● Work order
What is the count of lines in the material below that hold "sublabel"? Answer with only that number.

● Entries provided
[Start of section]

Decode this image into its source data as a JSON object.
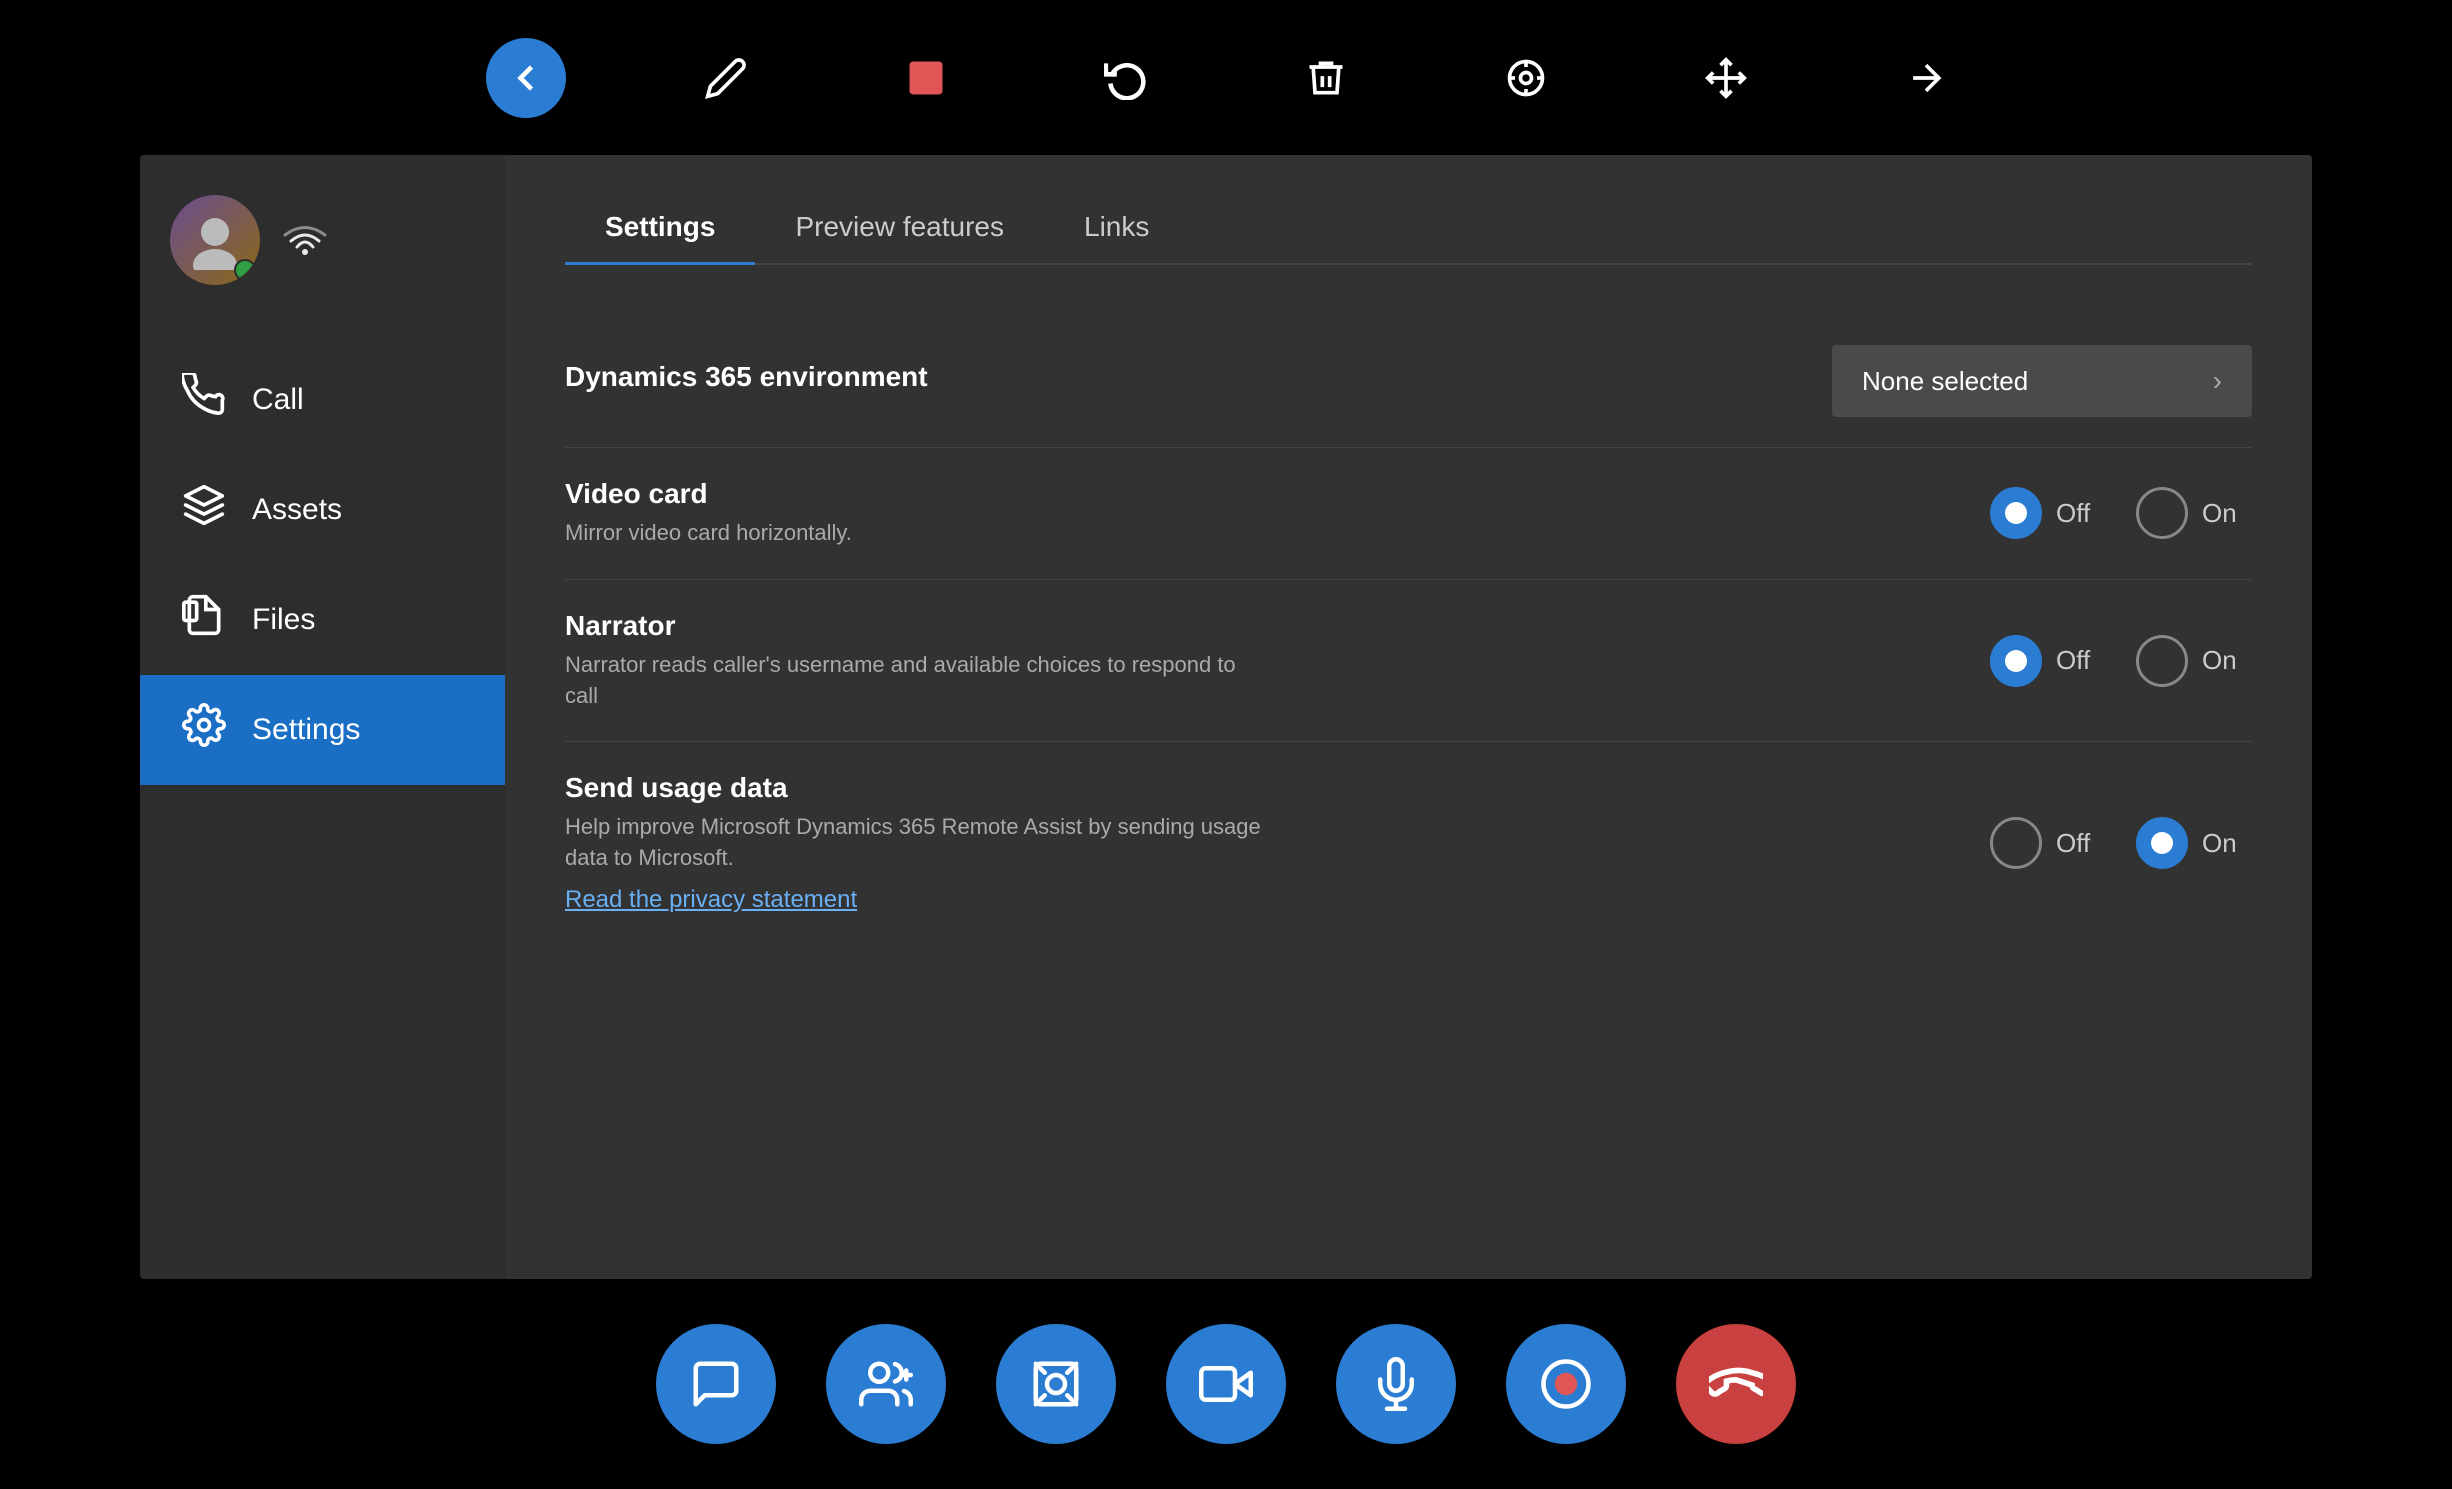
{
  "toolbar_top": {
    "buttons": [
      {
        "id": "back-btn",
        "icon": "back",
        "color": "blue"
      },
      {
        "id": "pen-btn",
        "icon": "pen",
        "color": "default"
      },
      {
        "id": "stop-btn",
        "icon": "stop",
        "color": "default"
      },
      {
        "id": "undo-btn",
        "icon": "undo",
        "color": "default"
      },
      {
        "id": "delete-btn",
        "icon": "delete",
        "color": "default"
      },
      {
        "id": "pin-btn",
        "icon": "pin",
        "color": "default"
      },
      {
        "id": "move-btn",
        "icon": "move",
        "color": "default"
      },
      {
        "id": "unpin-btn",
        "icon": "unpin",
        "color": "default"
      }
    ]
  },
  "sidebar": {
    "nav_items": [
      {
        "id": "call",
        "label": "Call",
        "icon": "call",
        "active": false
      },
      {
        "id": "assets",
        "label": "Assets",
        "icon": "assets",
        "active": false
      },
      {
        "id": "files",
        "label": "Files",
        "icon": "files",
        "active": false
      },
      {
        "id": "settings",
        "label": "Settings",
        "icon": "settings",
        "active": true
      }
    ]
  },
  "content": {
    "tabs": [
      {
        "id": "settings-tab",
        "label": "Settings",
        "active": true
      },
      {
        "id": "preview-tab",
        "label": "Preview features",
        "active": false
      },
      {
        "id": "links-tab",
        "label": "Links",
        "active": false
      }
    ],
    "settings": {
      "dynamics_env": {
        "label": "Dynamics 365 environment",
        "value": "None selected"
      },
      "video_card": {
        "label": "Video card",
        "sublabel": "Mirror video card horizontally.",
        "off_selected": true,
        "on_selected": false
      },
      "narrator": {
        "label": "Narrator",
        "sublabel": "Narrator reads caller's username and available choices to respond to call",
        "off_selected": true,
        "on_selected": false
      },
      "send_usage_data": {
        "label": "Send usage data",
        "sublabel": "Help improve Microsoft Dynamics 365 Remote Assist by sending usage data to Microsoft.",
        "off_selected": false,
        "on_selected": true,
        "privacy_link": "Read the privacy statement"
      }
    }
  },
  "bottom_toolbar": {
    "buttons": [
      {
        "id": "chat-btn",
        "icon": "chat"
      },
      {
        "id": "participants-btn",
        "icon": "participants"
      },
      {
        "id": "screenshot-btn",
        "icon": "screenshot"
      },
      {
        "id": "video-btn",
        "icon": "video"
      },
      {
        "id": "mic-btn",
        "icon": "mic"
      },
      {
        "id": "record-btn",
        "icon": "record"
      },
      {
        "id": "hangup-btn",
        "icon": "hangup",
        "color": "red"
      }
    ]
  }
}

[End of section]

● Solution to the problem
3